Data extracted from a collection
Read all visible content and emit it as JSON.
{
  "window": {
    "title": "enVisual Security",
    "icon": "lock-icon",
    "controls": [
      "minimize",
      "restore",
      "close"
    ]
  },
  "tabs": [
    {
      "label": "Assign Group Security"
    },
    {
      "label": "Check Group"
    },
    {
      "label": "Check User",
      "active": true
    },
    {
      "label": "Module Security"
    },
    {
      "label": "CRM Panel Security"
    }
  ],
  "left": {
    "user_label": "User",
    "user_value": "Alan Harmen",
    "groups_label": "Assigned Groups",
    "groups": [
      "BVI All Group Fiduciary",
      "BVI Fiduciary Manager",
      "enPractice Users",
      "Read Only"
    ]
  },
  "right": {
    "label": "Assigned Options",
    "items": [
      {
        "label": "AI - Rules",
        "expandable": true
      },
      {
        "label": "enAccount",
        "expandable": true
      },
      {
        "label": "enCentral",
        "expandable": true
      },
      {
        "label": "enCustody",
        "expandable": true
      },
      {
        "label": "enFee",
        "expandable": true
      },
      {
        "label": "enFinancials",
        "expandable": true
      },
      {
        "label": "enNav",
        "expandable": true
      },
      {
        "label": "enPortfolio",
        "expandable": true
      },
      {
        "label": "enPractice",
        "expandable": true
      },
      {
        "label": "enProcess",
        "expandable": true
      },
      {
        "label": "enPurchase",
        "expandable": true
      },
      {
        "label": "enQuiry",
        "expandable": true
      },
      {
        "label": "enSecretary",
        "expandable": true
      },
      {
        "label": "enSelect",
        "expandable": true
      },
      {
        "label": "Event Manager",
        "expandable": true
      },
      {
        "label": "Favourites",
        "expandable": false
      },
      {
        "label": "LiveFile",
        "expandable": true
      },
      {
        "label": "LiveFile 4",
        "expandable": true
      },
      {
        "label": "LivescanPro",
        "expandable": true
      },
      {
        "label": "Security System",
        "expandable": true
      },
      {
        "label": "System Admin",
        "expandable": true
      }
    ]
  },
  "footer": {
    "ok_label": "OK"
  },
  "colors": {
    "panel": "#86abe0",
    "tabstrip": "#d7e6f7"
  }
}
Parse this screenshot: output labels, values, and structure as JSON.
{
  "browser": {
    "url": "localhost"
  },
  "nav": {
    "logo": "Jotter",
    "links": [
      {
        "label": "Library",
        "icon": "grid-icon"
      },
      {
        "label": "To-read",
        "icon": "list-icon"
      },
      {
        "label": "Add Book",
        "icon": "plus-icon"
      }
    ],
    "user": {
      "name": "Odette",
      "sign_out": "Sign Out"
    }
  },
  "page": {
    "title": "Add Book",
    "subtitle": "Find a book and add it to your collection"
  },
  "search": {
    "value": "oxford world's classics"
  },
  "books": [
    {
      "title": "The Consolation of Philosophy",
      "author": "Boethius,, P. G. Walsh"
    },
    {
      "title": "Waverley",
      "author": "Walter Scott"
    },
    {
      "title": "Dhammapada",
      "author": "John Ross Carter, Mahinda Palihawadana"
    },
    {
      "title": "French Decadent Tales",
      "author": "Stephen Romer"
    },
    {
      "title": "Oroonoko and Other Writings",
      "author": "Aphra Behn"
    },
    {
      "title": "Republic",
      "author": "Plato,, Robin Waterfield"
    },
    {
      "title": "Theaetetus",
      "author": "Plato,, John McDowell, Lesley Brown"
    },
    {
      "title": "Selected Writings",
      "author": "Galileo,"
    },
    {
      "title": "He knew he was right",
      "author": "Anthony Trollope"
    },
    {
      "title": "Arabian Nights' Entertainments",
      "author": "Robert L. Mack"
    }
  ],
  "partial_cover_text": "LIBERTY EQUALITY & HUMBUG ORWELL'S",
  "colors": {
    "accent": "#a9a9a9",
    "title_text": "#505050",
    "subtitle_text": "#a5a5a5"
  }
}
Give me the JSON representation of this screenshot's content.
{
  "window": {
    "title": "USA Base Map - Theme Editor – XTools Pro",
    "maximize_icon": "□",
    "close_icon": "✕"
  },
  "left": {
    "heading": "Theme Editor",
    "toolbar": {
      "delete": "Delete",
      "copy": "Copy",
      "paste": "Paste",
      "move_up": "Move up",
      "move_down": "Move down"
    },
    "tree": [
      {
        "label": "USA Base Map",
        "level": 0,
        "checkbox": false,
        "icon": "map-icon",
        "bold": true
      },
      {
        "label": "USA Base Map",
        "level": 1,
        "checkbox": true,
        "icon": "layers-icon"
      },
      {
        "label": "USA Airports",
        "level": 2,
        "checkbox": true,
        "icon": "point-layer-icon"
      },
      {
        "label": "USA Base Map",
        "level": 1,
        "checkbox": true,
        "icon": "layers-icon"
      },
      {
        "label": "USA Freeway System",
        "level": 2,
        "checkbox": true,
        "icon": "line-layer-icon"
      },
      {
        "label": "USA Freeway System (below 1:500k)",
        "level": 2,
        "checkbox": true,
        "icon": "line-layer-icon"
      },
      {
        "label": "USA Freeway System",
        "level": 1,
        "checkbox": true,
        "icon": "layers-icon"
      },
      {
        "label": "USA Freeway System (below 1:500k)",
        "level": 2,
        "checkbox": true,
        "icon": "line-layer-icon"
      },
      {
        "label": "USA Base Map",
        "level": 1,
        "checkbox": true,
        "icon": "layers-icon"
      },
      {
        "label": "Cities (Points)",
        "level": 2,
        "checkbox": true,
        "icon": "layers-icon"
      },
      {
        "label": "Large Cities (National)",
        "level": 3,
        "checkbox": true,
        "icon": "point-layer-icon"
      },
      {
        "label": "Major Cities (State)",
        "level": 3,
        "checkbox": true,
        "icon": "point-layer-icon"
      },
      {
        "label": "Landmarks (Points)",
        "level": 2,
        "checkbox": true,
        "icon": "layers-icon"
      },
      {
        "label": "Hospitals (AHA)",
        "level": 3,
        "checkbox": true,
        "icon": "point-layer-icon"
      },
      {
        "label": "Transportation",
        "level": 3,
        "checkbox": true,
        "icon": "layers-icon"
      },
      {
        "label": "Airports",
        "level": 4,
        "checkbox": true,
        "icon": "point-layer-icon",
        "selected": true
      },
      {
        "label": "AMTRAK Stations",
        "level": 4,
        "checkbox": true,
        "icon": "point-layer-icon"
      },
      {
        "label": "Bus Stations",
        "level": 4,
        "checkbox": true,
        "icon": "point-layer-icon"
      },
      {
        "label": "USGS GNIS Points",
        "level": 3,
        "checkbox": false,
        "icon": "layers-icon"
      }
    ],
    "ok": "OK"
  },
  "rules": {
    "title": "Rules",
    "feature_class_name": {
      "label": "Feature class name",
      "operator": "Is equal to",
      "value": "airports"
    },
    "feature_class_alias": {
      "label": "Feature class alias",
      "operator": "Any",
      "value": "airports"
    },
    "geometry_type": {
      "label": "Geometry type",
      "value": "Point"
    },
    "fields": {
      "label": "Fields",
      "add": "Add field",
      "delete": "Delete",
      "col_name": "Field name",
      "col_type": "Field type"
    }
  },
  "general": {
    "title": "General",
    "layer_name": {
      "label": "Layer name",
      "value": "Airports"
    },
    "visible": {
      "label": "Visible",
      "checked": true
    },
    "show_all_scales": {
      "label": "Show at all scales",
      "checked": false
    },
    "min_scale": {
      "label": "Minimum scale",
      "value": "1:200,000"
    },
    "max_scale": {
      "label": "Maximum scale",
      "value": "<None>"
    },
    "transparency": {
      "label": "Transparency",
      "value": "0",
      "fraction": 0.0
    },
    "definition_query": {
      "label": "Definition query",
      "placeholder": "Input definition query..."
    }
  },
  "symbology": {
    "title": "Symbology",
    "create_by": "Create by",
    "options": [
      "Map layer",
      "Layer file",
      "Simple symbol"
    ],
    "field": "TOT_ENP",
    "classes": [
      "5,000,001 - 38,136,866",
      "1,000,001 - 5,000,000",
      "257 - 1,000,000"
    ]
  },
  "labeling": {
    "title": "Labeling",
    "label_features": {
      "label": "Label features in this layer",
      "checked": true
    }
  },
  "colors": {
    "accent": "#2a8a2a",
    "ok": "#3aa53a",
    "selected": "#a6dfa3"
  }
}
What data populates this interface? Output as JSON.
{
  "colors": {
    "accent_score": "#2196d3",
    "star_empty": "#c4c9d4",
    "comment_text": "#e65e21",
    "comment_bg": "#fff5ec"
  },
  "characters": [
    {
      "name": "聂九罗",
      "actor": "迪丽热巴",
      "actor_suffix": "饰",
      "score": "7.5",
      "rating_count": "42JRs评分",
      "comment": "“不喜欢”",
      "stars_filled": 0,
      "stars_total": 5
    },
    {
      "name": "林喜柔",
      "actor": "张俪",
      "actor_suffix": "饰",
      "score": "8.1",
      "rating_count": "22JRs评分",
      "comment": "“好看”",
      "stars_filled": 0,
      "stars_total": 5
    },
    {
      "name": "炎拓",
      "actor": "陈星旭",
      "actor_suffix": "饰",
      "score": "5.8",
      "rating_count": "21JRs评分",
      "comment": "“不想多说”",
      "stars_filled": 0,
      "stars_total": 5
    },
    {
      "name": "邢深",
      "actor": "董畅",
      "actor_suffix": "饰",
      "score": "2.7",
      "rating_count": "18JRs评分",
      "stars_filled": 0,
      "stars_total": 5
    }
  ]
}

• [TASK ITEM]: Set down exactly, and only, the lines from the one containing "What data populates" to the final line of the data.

• [SOLUTION FOR THIS TASK]:
What data populates this interface? Output as JSON.
{
  "colors": {
    "accent_score": "#2196d3",
    "star_empty": "#c4c9d4",
    "comment_text": "#e65e21",
    "comment_bg": "#fff5ec"
  },
  "characters": [
    {
      "name": "聂九罗",
      "actor": "迪丽热巴",
      "actor_suffix": "饰",
      "score": "7.5",
      "rating_count": "42JRs评分",
      "comment": "“不喜欢”",
      "stars_filled": 0,
      "stars_total": 5
    },
    {
      "name": "林喜柔",
      "actor": "张俪",
      "actor_suffix": "饰",
      "score": "8.1",
      "rating_count": "22JRs评分",
      "comment": "“好看”",
      "stars_filled": 0,
      "stars_total": 5
    },
    {
      "name": "炎拓",
      "actor": "陈星旭",
      "actor_suffix": "饰",
      "score": "5.8",
      "rating_count": "21JRs评分",
      "comment": "“不想多说”",
      "stars_filled": 0,
      "stars_total": 5
    },
    {
      "name": "邢深",
      "actor": "董畅",
      "actor_suffix": "饰",
      "score": "2.7",
      "rating_count": "18JRs评分",
      "stars_filled": 0,
      "stars_total": 5
    }
  ]
}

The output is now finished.